** Provided material **
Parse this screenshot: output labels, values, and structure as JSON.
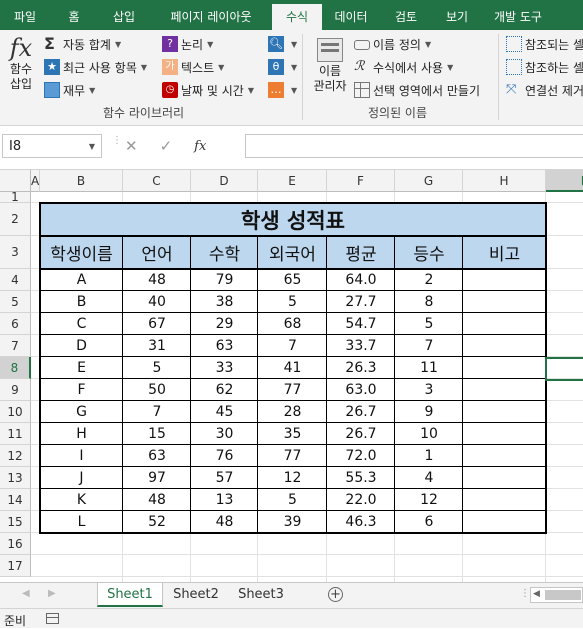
{
  "ribbon_tabs": [
    "파일",
    "홈",
    "삽입",
    "페이지 레이아웃",
    "수식",
    "데이터",
    "검토",
    "보기",
    "개발 도구"
  ],
  "active_tab": "수식",
  "ribbon": {
    "insert_function": "함수\n삽입",
    "insert_function_l1": "함수",
    "insert_function_l2": "삽입",
    "autosum": "자동 합계",
    "recent": "최근 사용 항목",
    "finance": "재무",
    "logical": "논리",
    "text": "텍스트",
    "datetime": "날짜 및 시간",
    "library_label": "함수 라이브러리",
    "name_manager_l1": "이름",
    "name_manager_l2": "관리자",
    "define_name": "이름 정의",
    "use_in_formula": "수식에서 사용",
    "create_from_selection": "선택 영역에서 만들기",
    "defined_names_label": "정의된 이름",
    "trace_precedents": "참조되는 셀",
    "trace_dependents": "참조하는 셀",
    "remove_arrows": "연결선 제거"
  },
  "formula_bar": {
    "name_box": "I8",
    "fx": "fx",
    "content": ""
  },
  "columns": [
    "A",
    "B",
    "C",
    "D",
    "E",
    "F",
    "G",
    "H",
    "I"
  ],
  "rows": [
    "1",
    "2",
    "3",
    "4",
    "5",
    "6",
    "7",
    "8",
    "9",
    "10",
    "11",
    "12",
    "13",
    "14",
    "15",
    "16",
    "17"
  ],
  "selected_cell": {
    "col": "I",
    "row": "8"
  },
  "table": {
    "title": "학생 성적표",
    "headers": [
      "학생이름",
      "언어",
      "수학",
      "외국어",
      "평균",
      "등수",
      "비고"
    ],
    "rows": [
      [
        "A",
        "48",
        "79",
        "65",
        "64.0",
        "2",
        ""
      ],
      [
        "B",
        "40",
        "38",
        "5",
        "27.7",
        "8",
        ""
      ],
      [
        "C",
        "67",
        "29",
        "68",
        "54.7",
        "5",
        ""
      ],
      [
        "D",
        "31",
        "63",
        "7",
        "33.7",
        "7",
        ""
      ],
      [
        "E",
        "5",
        "33",
        "41",
        "26.3",
        "11",
        ""
      ],
      [
        "F",
        "50",
        "62",
        "77",
        "63.0",
        "3",
        ""
      ],
      [
        "G",
        "7",
        "45",
        "28",
        "26.7",
        "9",
        ""
      ],
      [
        "H",
        "15",
        "30",
        "35",
        "26.7",
        "10",
        ""
      ],
      [
        "I",
        "63",
        "76",
        "77",
        "72.0",
        "1",
        ""
      ],
      [
        "J",
        "97",
        "57",
        "12",
        "55.3",
        "4",
        ""
      ],
      [
        "K",
        "48",
        "13",
        "5",
        "22.0",
        "12",
        ""
      ],
      [
        "L",
        "52",
        "48",
        "39",
        "46.3",
        "6",
        ""
      ]
    ]
  },
  "sheets": [
    "Sheet1",
    "Sheet2",
    "Sheet3"
  ],
  "active_sheet": "Sheet1",
  "status": "준비",
  "colors": {
    "brand": "#217346",
    "header_fill": "#bdd7ee"
  }
}
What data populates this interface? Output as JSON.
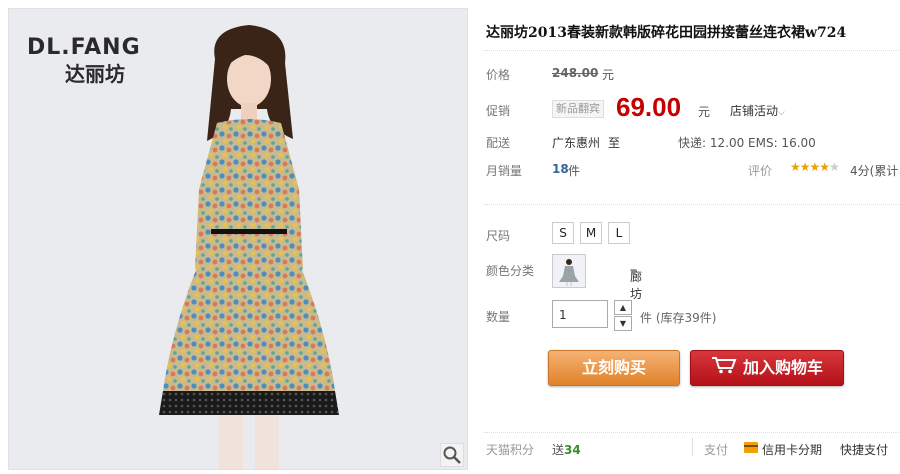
{
  "brand": {
    "name_en": "DL.FANG",
    "name_cn": "达丽坊"
  },
  "product": {
    "title": "达丽坊2013春装新款韩版碎花田园拼接蕾丝连衣裙w724",
    "labels": {
      "price": "价格",
      "promo": "促销",
      "delivery": "配送",
      "monthly_sales": "月销量",
      "rating": "评价",
      "size": "尺码",
      "color": "颜色分类",
      "quantity": "数量",
      "points": "天猫积分",
      "payment": "支付"
    },
    "original_price": "248.00",
    "currency_unit": "元",
    "promo_tag": "新品翻宾",
    "promo_price": "69.00",
    "shop_activity": "店铺活动",
    "delivery": {
      "from": "广东惠州",
      "to_word": "至",
      "to": "廊坊",
      "fee": "快递: 12.00 EMS: 16.00"
    },
    "monthly_sales": {
      "count": "18",
      "unit": "件"
    },
    "rating": {
      "stars": 4,
      "max": 5,
      "text": "4分(累计"
    },
    "sizes": [
      "S",
      "M",
      "L"
    ],
    "quantity": {
      "value": "1",
      "stock_text": "件 (库存39件)"
    },
    "buttons": {
      "buy_now": "立刻购买",
      "add_to_cart": "加入购物车"
    },
    "points": {
      "prefix": "送",
      "value": "34"
    },
    "payment": {
      "credit_installment": "信用卡分期",
      "quick_pay": "快捷支付"
    }
  },
  "colors": {
    "price_red": "#c40000",
    "buy_orange": "#e0822a",
    "cart_red": "#b4101a",
    "star_gold": "#e9a200"
  },
  "icons": [
    "zoom-icon",
    "chevron-down-icon",
    "star-icon",
    "caret-up-icon",
    "caret-down-icon",
    "cart-icon",
    "credit-card-icon"
  ]
}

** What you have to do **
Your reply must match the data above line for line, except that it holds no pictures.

** Task result **
Parse this screenshot: output labels, values, and structure as JSON.
{
  "ribbon_tabs": [
    "파일",
    "홈",
    "삽입",
    "페이지 레이아웃",
    "수식",
    "데이터",
    "검토",
    "보기",
    "개발 도구"
  ],
  "active_tab": "수식",
  "ribbon": {
    "insert_function": "함수\n삽입",
    "insert_function_l1": "함수",
    "insert_function_l2": "삽입",
    "autosum": "자동 합계",
    "recent": "최근 사용 항목",
    "finance": "재무",
    "logical": "논리",
    "text": "텍스트",
    "datetime": "날짜 및 시간",
    "library_label": "함수 라이브러리",
    "name_manager_l1": "이름",
    "name_manager_l2": "관리자",
    "define_name": "이름 정의",
    "use_in_formula": "수식에서 사용",
    "create_from_selection": "선택 영역에서 만들기",
    "defined_names_label": "정의된 이름",
    "trace_precedents": "참조되는 셀",
    "trace_dependents": "참조하는 셀",
    "remove_arrows": "연결선 제거"
  },
  "formula_bar": {
    "name_box": "I8",
    "fx": "fx",
    "content": ""
  },
  "columns": [
    "A",
    "B",
    "C",
    "D",
    "E",
    "F",
    "G",
    "H",
    "I"
  ],
  "rows": [
    "1",
    "2",
    "3",
    "4",
    "5",
    "6",
    "7",
    "8",
    "9",
    "10",
    "11",
    "12",
    "13",
    "14",
    "15",
    "16",
    "17"
  ],
  "selected_cell": {
    "col": "I",
    "row": "8"
  },
  "table": {
    "title": "학생 성적표",
    "headers": [
      "학생이름",
      "언어",
      "수학",
      "외국어",
      "평균",
      "등수",
      "비고"
    ],
    "rows": [
      [
        "A",
        "48",
        "79",
        "65",
        "64.0",
        "2",
        ""
      ],
      [
        "B",
        "40",
        "38",
        "5",
        "27.7",
        "8",
        ""
      ],
      [
        "C",
        "67",
        "29",
        "68",
        "54.7",
        "5",
        ""
      ],
      [
        "D",
        "31",
        "63",
        "7",
        "33.7",
        "7",
        ""
      ],
      [
        "E",
        "5",
        "33",
        "41",
        "26.3",
        "11",
        ""
      ],
      [
        "F",
        "50",
        "62",
        "77",
        "63.0",
        "3",
        ""
      ],
      [
        "G",
        "7",
        "45",
        "28",
        "26.7",
        "9",
        ""
      ],
      [
        "H",
        "15",
        "30",
        "35",
        "26.7",
        "10",
        ""
      ],
      [
        "I",
        "63",
        "76",
        "77",
        "72.0",
        "1",
        ""
      ],
      [
        "J",
        "97",
        "57",
        "12",
        "55.3",
        "4",
        ""
      ],
      [
        "K",
        "48",
        "13",
        "5",
        "22.0",
        "12",
        ""
      ],
      [
        "L",
        "52",
        "48",
        "39",
        "46.3",
        "6",
        ""
      ]
    ]
  },
  "sheets": [
    "Sheet1",
    "Sheet2",
    "Sheet3"
  ],
  "active_sheet": "Sheet1",
  "status": "준비",
  "colors": {
    "brand": "#217346",
    "header_fill": "#bdd7ee"
  }
}
What data populates this interface? Output as JSON.
{
  "brand": {
    "name_en": "DL.FANG",
    "name_cn": "达丽坊"
  },
  "product": {
    "title": "达丽坊2013春装新款韩版碎花田园拼接蕾丝连衣裙w724",
    "labels": {
      "price": "价格",
      "promo": "促销",
      "delivery": "配送",
      "monthly_sales": "月销量",
      "rating": "评价",
      "size": "尺码",
      "color": "颜色分类",
      "quantity": "数量",
      "points": "天猫积分",
      "payment": "支付"
    },
    "original_price": "248.00",
    "currency_unit": "元",
    "promo_tag": "新品翻宾",
    "promo_price": "69.00",
    "shop_activity": "店铺活动",
    "delivery": {
      "from": "广东惠州",
      "to_word": "至",
      "to": "廊坊",
      "fee": "快递: 12.00 EMS: 16.00"
    },
    "monthly_sales": {
      "count": "18",
      "unit": "件"
    },
    "rating": {
      "stars": 4,
      "max": 5,
      "text": "4分(累计"
    },
    "sizes": [
      "S",
      "M",
      "L"
    ],
    "quantity": {
      "value": "1",
      "stock_text": "件 (库存39件)"
    },
    "buttons": {
      "buy_now": "立刻购买",
      "add_to_cart": "加入购物车"
    },
    "points": {
      "prefix": "送",
      "value": "34"
    },
    "payment": {
      "credit_installment": "信用卡分期",
      "quick_pay": "快捷支付"
    }
  },
  "colors": {
    "price_red": "#c40000",
    "buy_orange": "#e0822a",
    "cart_red": "#b4101a",
    "star_gold": "#e9a200"
  },
  "icons": [
    "zoom-icon",
    "chevron-down-icon",
    "star-icon",
    "caret-up-icon",
    "caret-down-icon",
    "cart-icon",
    "credit-card-icon"
  ]
}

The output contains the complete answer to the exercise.